Villa Planchart, Gio Ponti

Creating a home is more than just constructing a living space; it’s about crafting an environment that resonates with the personal narrative of those who dwell within. It’s a place where functionality meets personal expression, resulting in spaces that are not only efficient but also intimately connected to the homeowner’s way of life. With this philosophy in mind, here are the essential elements to consider:

Villa Planchart Gio Ponti, pictures by Juliotavolo

Gio Ponti’s “The Five Points”

1. Reflective Living: The house should mirror the inhabitants’ lifestyle.
2.Versatile Spaces: Utilize an open plan with sliding walls for a flexible living area.
3.Outdoor Connection: Incorporate Italian-inspired porches, terraces, and balconies for indoor-outdoor harmony.
4.Furnished Windows: Design windowed walls with custom solutions for functionality and aesthetics.
5.Central Library: Include a fixed library as a hub for continuous learning and cultural enrichment.

Gio Ponti, Villa Planchart, pianta del piano terra. “Domus” 303, 1955.

Villa Planchart (1953-57)
seems to float above the hills of Caracas, with its exterior designed as if it’s made of hovering planes that play with the landscape. The walls don’t meet at the corners, giving the house an airy, open feel. This architectural choice is intentional, transforming the walls into ethereal screens detoched from the structure.
At night, the lighting makes the villa glow, emphasizing its unique design and making it look even lighter. It’s a house that’s both part of the land and a work of art in itself.

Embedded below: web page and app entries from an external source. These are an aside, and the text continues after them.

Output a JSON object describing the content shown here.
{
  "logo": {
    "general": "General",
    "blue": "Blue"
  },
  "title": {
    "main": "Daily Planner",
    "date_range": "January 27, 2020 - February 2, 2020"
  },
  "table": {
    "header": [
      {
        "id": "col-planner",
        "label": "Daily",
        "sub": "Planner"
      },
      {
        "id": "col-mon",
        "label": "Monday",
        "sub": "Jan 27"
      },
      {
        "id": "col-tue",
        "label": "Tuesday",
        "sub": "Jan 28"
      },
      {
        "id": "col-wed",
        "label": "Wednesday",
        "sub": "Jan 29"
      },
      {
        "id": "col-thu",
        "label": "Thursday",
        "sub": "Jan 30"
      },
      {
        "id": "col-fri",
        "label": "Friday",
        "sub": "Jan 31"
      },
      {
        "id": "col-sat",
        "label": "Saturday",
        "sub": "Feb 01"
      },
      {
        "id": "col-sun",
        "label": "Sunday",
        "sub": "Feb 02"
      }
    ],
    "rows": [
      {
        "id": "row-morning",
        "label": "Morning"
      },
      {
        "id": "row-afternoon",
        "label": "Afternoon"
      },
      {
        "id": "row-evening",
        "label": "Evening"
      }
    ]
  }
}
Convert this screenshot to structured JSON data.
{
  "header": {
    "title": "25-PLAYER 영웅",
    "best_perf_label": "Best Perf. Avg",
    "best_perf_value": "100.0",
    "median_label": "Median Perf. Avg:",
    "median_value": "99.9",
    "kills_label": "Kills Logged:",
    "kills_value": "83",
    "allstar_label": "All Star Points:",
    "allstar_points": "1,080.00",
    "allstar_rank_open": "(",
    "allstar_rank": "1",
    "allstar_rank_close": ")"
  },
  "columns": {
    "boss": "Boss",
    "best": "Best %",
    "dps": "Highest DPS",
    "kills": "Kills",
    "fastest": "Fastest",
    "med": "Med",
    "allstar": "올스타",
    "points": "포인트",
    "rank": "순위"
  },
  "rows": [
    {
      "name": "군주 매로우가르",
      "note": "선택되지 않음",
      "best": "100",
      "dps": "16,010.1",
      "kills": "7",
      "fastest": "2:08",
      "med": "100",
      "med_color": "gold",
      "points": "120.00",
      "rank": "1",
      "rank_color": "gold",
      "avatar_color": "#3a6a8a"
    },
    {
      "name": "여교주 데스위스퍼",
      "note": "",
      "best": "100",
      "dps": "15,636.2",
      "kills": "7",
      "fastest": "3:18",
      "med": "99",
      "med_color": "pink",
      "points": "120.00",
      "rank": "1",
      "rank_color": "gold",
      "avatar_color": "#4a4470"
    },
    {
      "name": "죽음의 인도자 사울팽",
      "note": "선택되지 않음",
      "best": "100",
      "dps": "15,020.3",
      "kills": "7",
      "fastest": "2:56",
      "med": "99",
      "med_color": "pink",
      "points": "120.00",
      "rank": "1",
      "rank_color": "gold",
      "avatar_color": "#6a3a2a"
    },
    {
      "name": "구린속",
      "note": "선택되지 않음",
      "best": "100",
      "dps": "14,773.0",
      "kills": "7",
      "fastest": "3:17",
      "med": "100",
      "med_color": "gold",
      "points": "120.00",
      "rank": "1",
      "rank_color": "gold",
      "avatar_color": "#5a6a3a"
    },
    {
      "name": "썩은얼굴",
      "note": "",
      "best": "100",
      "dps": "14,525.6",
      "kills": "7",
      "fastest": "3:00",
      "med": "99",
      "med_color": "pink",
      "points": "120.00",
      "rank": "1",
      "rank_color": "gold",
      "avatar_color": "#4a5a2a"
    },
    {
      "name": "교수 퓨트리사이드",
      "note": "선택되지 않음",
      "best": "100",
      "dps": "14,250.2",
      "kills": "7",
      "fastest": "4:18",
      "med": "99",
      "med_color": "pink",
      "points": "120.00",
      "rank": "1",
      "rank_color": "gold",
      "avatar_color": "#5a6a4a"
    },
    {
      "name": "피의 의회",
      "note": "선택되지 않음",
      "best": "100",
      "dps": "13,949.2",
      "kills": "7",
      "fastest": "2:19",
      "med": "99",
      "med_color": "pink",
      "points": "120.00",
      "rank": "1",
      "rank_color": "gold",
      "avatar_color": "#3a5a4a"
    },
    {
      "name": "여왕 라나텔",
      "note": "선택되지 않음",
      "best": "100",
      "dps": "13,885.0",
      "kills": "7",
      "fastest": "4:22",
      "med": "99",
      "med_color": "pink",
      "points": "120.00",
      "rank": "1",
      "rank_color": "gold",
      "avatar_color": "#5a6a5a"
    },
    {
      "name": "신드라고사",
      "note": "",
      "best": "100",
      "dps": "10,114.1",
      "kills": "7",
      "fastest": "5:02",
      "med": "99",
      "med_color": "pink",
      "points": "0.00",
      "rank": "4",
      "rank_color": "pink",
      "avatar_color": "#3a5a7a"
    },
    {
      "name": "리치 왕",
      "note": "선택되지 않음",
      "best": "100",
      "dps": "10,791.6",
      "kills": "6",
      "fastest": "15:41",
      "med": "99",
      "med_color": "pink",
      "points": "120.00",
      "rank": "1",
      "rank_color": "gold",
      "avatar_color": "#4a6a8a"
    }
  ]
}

Villa Planchart as a sanctuary where the patio isn’t merely an outdoor area, but a thoughtful stage that offers selective views from within, serving as a seamless connector and a subtle divider of the living spaces.

The house is designed with precision, its visual planes meticulously oriented to harness the best of nature’s offerings—the panoramic views, the gentle winds, and the warm embrace of the sun.

The fluidity of Villa Planchart is its signature, an embodiment of the ‘open space’ concept, free-flowing and uninterrupted, with doors present only where privacy is essential.